Courtland Milloy's column about the Oblate Sisters of Providence misstated the year in which the order was founded. It was 1829, not 1831. The column also incorrectly described the founder, Mary Elizabeth Lange, as having been born a slave. She was born free.
Courtland Milloy: Amid downturn, trying time for Oblate nuns
These are trying times for the Oblate Sisters of Providence, the first Catholic sisterhood started by women of African descent in 1831. The recession is drying up charitable contributions, and the meager income they earn from teaching is being lost as aging nuns retire.
Construction of an infirmary at the Our Lady of Mount Providence motherhouse, the convent just outside of Baltimore where about 50 elderly sisters live, was recently halted for lack of funds.
Earlier this year, the sisters fell three months behind on their grocery bill; food delivery was stopped until the nuns paid up.
Not that anyone's complaining.
"Don't make it sound like we're destitute," said Sister Mary Alice Chineworth, who is 92 and a former superior general of the Oblate order. "We just had to plan our meals more carefully, eat as little as possible."
Then there was the heating oil crisis. The Oblates might have ended up sleeping in coats and gloves this winter were it not for an anonymous donor who paid that bill.
"That's what surprises most of us: God always comes to our aid in seemingly miraculous ways," Sister Mary Alice said, still in awe after 75 years as a nun.
Faith in divine Providence -- the Oblates have been relying on it since Mother Mary Elizabeth Lange, who was born a slave in Haiti, made her way to Baltimore and started a sisterhood devoted to educating black children.
Today, the sisters run St. Frances Academy in Baltimore, where 97 percent of high school graduates go to college.

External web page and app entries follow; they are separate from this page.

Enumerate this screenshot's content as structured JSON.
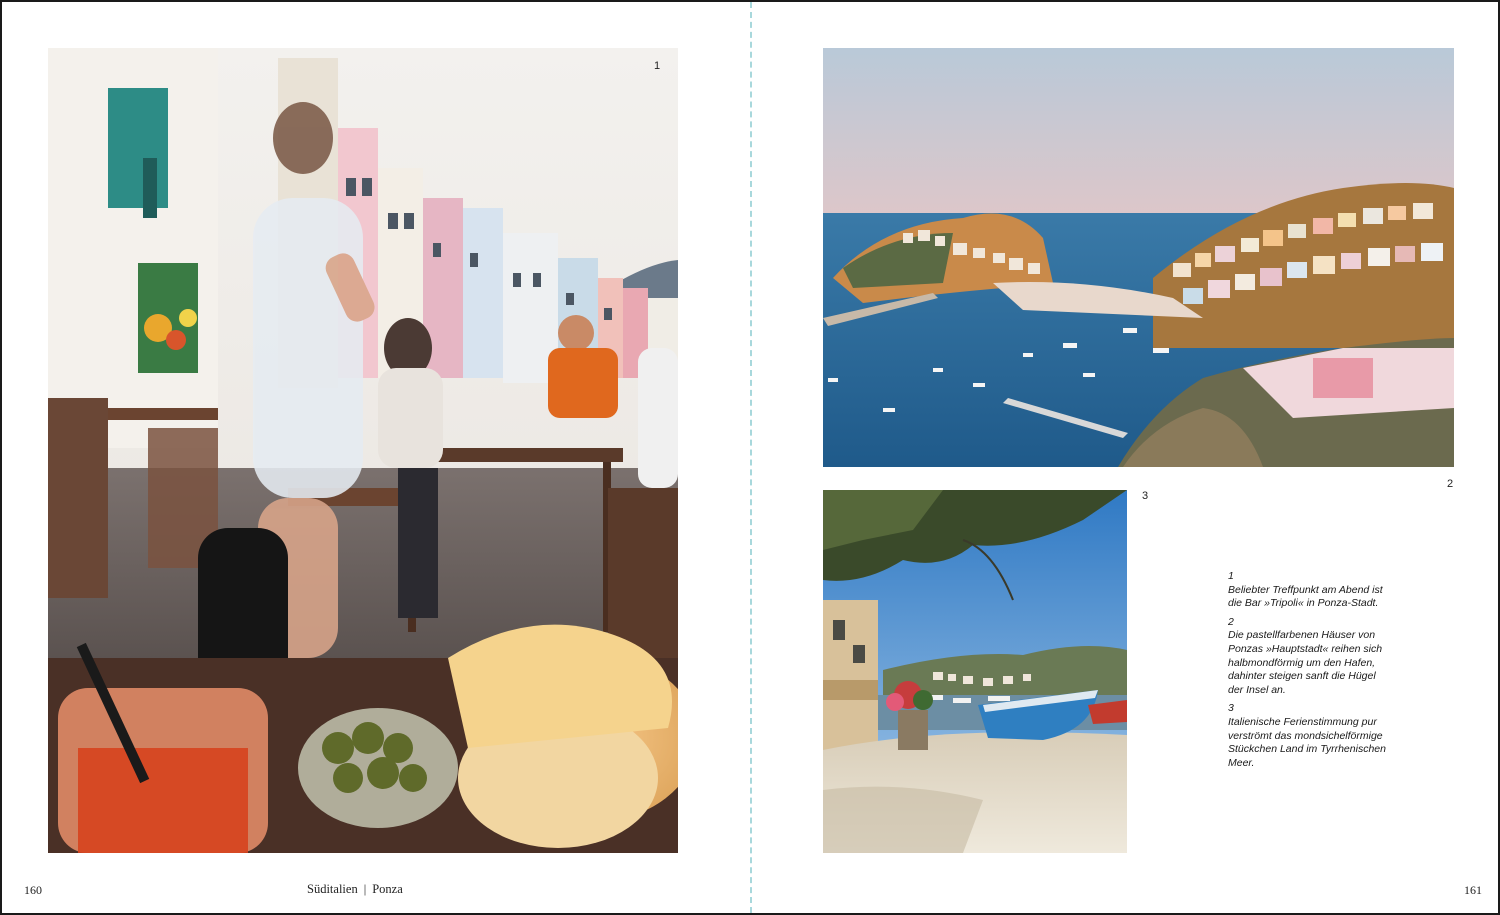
{
  "spread": {
    "left_folio": "160",
    "right_folio": "161",
    "running_head": {
      "region": "Süditalien",
      "separator": "|",
      "place": "Ponza"
    }
  },
  "photos": [
    {
      "number": "1",
      "icon": "cafe-street-photo"
    },
    {
      "number": "2",
      "icon": "harbor-town-photo"
    },
    {
      "number": "3",
      "icon": "beach-boat-photo"
    }
  ],
  "captions": [
    {
      "number": "1",
      "text": "Beliebter Treffpunkt am Abend ist die Bar »Tripoli« in Ponza-Stadt."
    },
    {
      "number": "2",
      "text": "Die pastellfarbenen Häuser von Ponzas »Hauptstadt« reihen sich halbmondförmig um den Hafen, dahinter steigen sanft die Hügel der Insel an."
    },
    {
      "number": "3",
      "text": "Italienische Ferienstimmung pur verströmt das mondsichelförmige Stückchen Land im Tyrrhenischen Meer."
    }
  ],
  "colors": {
    "gutter": "#a8d8dc",
    "border": "#1a1a1a"
  }
}
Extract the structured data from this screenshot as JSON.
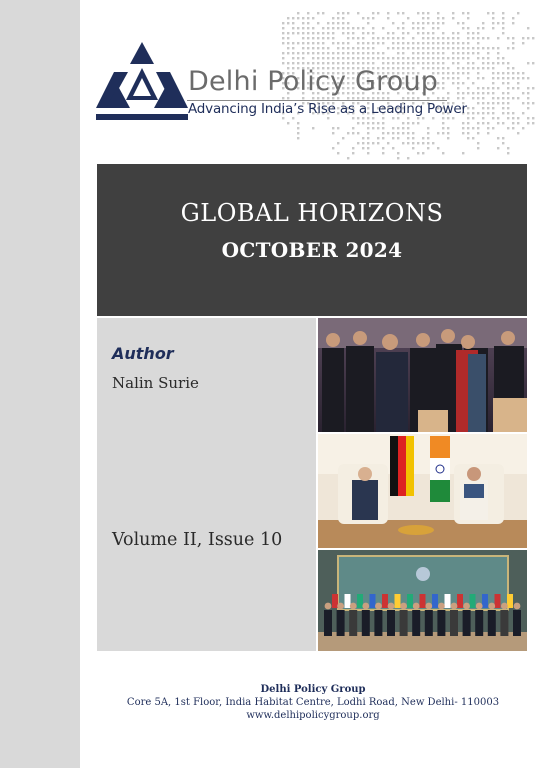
{
  "header": {
    "org_name": "Delhi Policy Group",
    "tagline": "Advancing India’s Rise as a Leading Power"
  },
  "title_panel": {
    "title": "GLOBAL HORIZONS",
    "subtitle": "OCTOBER 2024"
  },
  "info_panel": {
    "author_label": "Author",
    "author_name": "Nalin Surie",
    "volume": "Volume II, Issue 10"
  },
  "footer": {
    "org_name": "Delhi Policy Group",
    "address": "Core 5A, 1st Floor, India Habitat Centre, Lodhi Road, New Delhi- 110003",
    "website": "www.delhipolicygroup.org"
  },
  "colors": {
    "navy": "#1f2e5a",
    "panel_dark": "#404040",
    "panel_light": "#d9d9d9",
    "logo_gray": "#6b6b6b"
  }
}
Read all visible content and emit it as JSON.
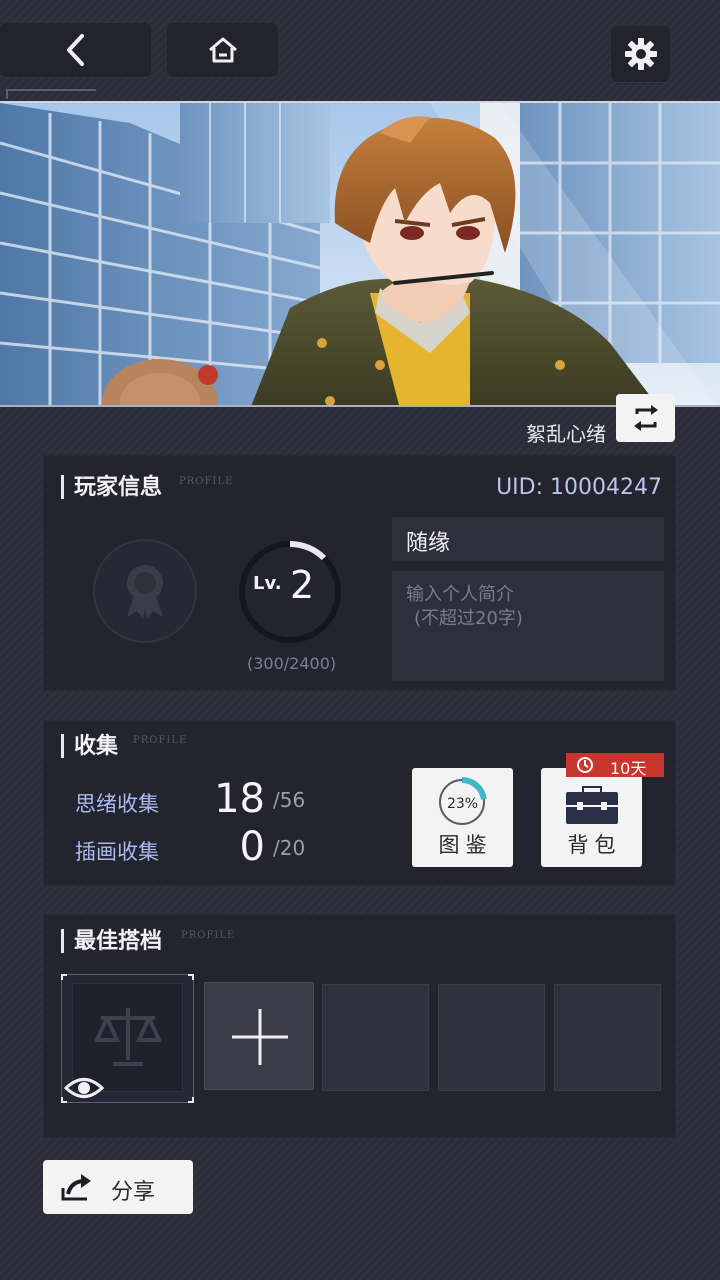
{
  "nav": {
    "back_icon": "back-arrow-icon",
    "home_icon": "home-icon",
    "settings_icon": "gear-icon"
  },
  "banner": {
    "background_name": "絮乱心绪",
    "swap_icon": "swap-icon"
  },
  "profile": {
    "title": "玩家信息",
    "subtitle": "PROFILE",
    "uid": "UID: 10004247",
    "level_prefix": "Lv.",
    "level": "2",
    "exp_text": "(300/2400)",
    "exp_fraction": 0.125,
    "nickname": "随缘",
    "bio_placeholder_line1": "输入个人简介",
    "bio_placeholder_line2": "(不超过20字)"
  },
  "collection": {
    "title": "收集",
    "subtitle": "PROFILE",
    "items": [
      {
        "label": "思绪收集",
        "value": "18",
        "total": "/56"
      },
      {
        "label": "插画收集",
        "value": "0",
        "total": "/20"
      }
    ],
    "atlas": {
      "label": "图鉴",
      "percent_text": "23%",
      "percent": 0.23
    },
    "bag": {
      "label": "背包",
      "timer": "10天"
    }
  },
  "partners": {
    "title": "最佳搭档",
    "subtitle": "PROFILE"
  },
  "share": {
    "label": "分享"
  },
  "colors": {
    "accent": "#b8c6ee",
    "ring_teal": "#3fb8c4",
    "tag_red": "#c9362d"
  }
}
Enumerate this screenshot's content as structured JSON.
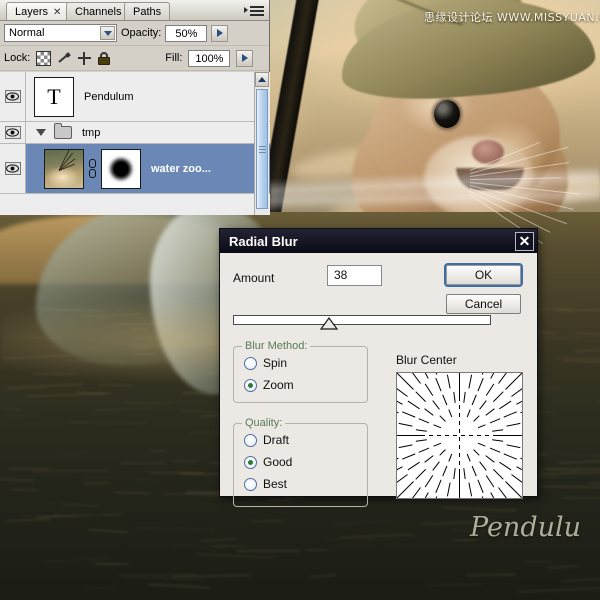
{
  "artwork": {
    "watermark": "思缘设计论坛 WWW.MISSYUAN.COM",
    "signature": "Pendulu"
  },
  "layers_panel": {
    "tabs": [
      {
        "label": "Layers",
        "active": true,
        "closable": true
      },
      {
        "label": "Channels",
        "active": false,
        "closable": false
      },
      {
        "label": "Paths",
        "active": false,
        "closable": false
      }
    ],
    "blend_mode": "Normal",
    "opacity_label": "Opacity:",
    "opacity_value": "50%",
    "lock_label": "Lock:",
    "lock_icons": [
      "lock-transparent-pixels-icon",
      "lock-image-pixels-icon",
      "lock-position-icon",
      "lock-all-icon"
    ],
    "fill_label": "Fill:",
    "fill_value": "100%",
    "layers": [
      {
        "name": "Pendulum",
        "type": "text",
        "visible": true,
        "selected": false,
        "thumb_glyph": "T"
      },
      {
        "name": "tmp",
        "type": "group",
        "visible": true,
        "selected": false,
        "expanded": true
      },
      {
        "name": "water zoo...",
        "type": "image-with-mask",
        "visible": true,
        "selected": true,
        "linked": true
      }
    ]
  },
  "dialog": {
    "title": "Radial Blur",
    "close_label": "✕",
    "amount_label": "Amount",
    "amount_value": "38",
    "amount_min": 1,
    "amount_max": 100,
    "ok_label": "OK",
    "cancel_label": "Cancel",
    "blur_method": {
      "legend": "Blur Method:",
      "options": [
        {
          "label": "Spin",
          "selected": false
        },
        {
          "label": "Zoom",
          "selected": true
        }
      ]
    },
    "quality": {
      "legend": "Quality:",
      "options": [
        {
          "label": "Draft",
          "selected": false
        },
        {
          "label": "Good",
          "selected": true
        },
        {
          "label": "Best",
          "selected": false
        }
      ]
    },
    "blur_center": {
      "label": "Blur Center",
      "pattern": "zoom-radial-lines",
      "center_x": 0.5,
      "center_y": 0.5
    }
  },
  "colors": {
    "selection_blue": "#6a87b5",
    "panel_gray": "#d4d0c8",
    "dialog_gray": "#ece9e4",
    "titlebar_dark": "#111120",
    "radio_green": "#2f7a36",
    "default_button_outline": "#3a6ea5"
  }
}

The Oblate presence had been especially strong in the District, where nuns taught at St. Augustine, Holy Comforter-St. Cyprian, St. Benedict the Moor and St. Vincent DePaul.
Sometimes working for as little as a dollar a day, they proved time and again that any child could be properly educated, regardless of race, family income, religion or lack thereof. Sister Mary Alice, who received a doctorate in higher education from Catholic University, taught fifth grade at St. Augustine.
The days of having nuns like her in urban schools have all but gone.